M: What do you think is the biggest challenge facing the industry right nowè

MT: Attracting enough new people to become pilots. Almost every time I’m giving a speech or writing an article, I add something about the need for pilots to go take a friend flying who has the means to begin flight training, and get them started. I think it’s incumbent upon every pilot—CFI or not—to find one or two friends who have the means to fly, and who have expressed an interest in flying, and get them a demo flight, find them a flight instructor, and bring them into the industry. If we don’t do that, in the long term we won’t have the clout that we need in Congress to make sure we have the laws and regulations we need to keep the industry robust.

M: You mention “means to learn to fly;” what about those airport kids who can’t afford it but deserve a chanceè Is there room for that in a world where you’re basically teaching people to fly personal airlinersè

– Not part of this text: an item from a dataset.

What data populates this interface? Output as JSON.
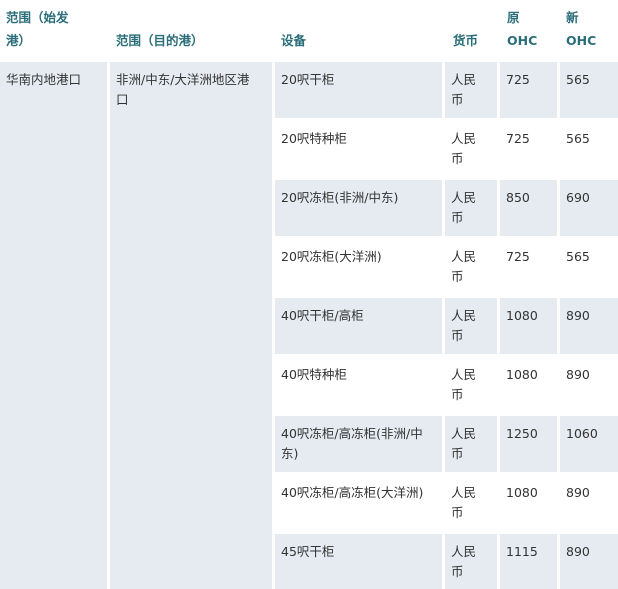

MT: I think that we do have to find ways to make it easier for the airport kid to find ways to fly, because it is more expensive and it is a little farther out of reach than it used to be. I’ve gone so far as to, in one case, buy a book on scholarships to give it to one of these people just so they could figure out oh, okay, there are scholarships I can apply for to find some money for flying lessons. As flight instructors, we have to find ways to point them in directions where they can either find the money, or find lower-cost ways to learn, or things like that. We all have to be creative so they don’t get lost as this industry trends towards becoming more upscale.

M: What would you change in flight training if you could change anythingè

MT: The one thing I would try to figure out how to break is the cycle where we have low-time CFIs teaching other pilots to be CFIs. I think that’s just fraught with problems. The traditional model we’ve had of people being CFIs not because they want to be CFIs, but because it’s the only way to build time to go to the airlines, is really the Achilles’ heel of the industry. And I wish that we could find the ways to break out of that cycle.

M: What kind of advice do you give new CFIsè

MT: Usually what I encourage them to do is become the best at something and to specialize. That’s certainly helped me to be successful, and that’s what I generally encourage them to do. If you’re going to be the best darn tailwheel teacher out there, great, try to slant your business toward that, or the best glass person, or the best twin-engine training person, or the best sport pilot instructor, or whatever. The idea that, as flight instructors, that we should take every person who comes through the door, regardless of how much or little we know about their particular airplane, or what they want to do, that doesn’t really make a whole lot of sense from providing the best value standpoint, because, invariably, nobody’s expert at everything.

At the end of the day, if you’re going to take everything that comes through the door, there are going to be some jobs that you’re not going to do very well, and some jobs you’ll be better at. I really encourage them to specialize as much as they can.

M: What does it mean to you to be CFI of the Yearè

MT: First, it’s an incredible honor. I’m flattered, because I have such incredible respect for CFIs in the industry. I honestly believe that CFIs are the backbone of our industry, and they just don’t get the recognition that they deserve. And, again, I have so much admiration for the CFIs from whom I’ve learned so much. I’m incredibly flattered to be able to represent them. It’s clear to me that I wasn’t selected because I am the best CFI out there. I know I can’t possibly be, because I see so many other CFIs who are great in so many ways, and from whom I’ve learned so much.

To me, it just means I get the chance to represent them, and anything I can do, wearing this “crown” for a year, to help bring more recognition to CFIs and to encourage more pilots to become CFIs, that’s clearly what I’m looking to do—to bring more attention and recognition to the profession.